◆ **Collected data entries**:

= Beginning of Section =

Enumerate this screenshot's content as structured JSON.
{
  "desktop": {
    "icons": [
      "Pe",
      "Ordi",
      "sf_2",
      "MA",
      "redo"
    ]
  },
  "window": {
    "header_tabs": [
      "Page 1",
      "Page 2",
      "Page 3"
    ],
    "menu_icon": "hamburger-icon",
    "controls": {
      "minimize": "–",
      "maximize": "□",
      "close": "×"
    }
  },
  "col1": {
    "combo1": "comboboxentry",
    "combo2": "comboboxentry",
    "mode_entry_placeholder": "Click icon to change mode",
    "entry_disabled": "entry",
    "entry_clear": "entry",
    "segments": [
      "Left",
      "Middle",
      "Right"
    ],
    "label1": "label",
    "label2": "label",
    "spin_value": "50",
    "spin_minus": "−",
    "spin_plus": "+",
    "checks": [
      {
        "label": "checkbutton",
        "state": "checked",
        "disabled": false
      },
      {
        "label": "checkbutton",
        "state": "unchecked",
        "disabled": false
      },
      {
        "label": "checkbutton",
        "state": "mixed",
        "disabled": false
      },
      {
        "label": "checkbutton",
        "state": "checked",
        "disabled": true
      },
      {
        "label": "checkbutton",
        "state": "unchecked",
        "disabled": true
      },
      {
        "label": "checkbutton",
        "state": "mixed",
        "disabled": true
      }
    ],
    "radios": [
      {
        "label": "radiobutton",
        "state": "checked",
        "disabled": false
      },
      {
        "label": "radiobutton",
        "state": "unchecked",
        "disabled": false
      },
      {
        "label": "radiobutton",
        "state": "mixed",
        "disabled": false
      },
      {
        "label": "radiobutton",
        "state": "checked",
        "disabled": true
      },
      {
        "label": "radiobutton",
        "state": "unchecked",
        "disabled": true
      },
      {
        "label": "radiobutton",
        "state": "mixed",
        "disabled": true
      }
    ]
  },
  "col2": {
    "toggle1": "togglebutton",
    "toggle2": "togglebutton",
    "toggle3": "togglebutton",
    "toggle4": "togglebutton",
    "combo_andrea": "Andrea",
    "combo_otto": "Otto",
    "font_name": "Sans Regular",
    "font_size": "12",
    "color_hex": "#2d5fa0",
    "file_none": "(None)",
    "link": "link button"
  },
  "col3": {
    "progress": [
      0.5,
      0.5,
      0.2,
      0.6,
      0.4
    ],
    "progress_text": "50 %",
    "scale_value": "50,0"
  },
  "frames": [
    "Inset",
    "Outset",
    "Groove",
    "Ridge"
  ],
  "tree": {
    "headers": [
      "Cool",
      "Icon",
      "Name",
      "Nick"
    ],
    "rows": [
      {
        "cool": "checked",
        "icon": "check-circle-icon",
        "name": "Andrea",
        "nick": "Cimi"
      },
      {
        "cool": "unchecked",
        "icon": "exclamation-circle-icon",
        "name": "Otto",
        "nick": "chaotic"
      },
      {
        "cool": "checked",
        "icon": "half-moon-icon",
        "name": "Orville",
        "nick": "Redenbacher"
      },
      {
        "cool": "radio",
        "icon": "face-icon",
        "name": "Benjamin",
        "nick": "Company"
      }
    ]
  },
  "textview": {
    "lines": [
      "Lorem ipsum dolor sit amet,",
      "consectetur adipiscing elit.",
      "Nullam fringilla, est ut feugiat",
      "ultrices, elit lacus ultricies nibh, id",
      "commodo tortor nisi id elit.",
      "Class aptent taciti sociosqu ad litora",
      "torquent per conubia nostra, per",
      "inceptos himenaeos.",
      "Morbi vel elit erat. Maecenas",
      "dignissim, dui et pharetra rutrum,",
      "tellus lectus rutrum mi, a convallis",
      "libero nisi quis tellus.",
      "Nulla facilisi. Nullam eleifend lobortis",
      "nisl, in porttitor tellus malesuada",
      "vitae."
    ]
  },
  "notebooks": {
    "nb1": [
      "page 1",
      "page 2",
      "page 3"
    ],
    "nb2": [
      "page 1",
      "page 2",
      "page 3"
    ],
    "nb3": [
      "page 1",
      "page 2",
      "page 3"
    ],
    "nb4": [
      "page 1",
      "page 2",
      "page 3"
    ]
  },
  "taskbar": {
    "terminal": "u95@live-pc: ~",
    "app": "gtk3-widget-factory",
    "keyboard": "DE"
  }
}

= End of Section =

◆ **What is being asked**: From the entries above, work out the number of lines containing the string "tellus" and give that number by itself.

◆ **Solution**: 3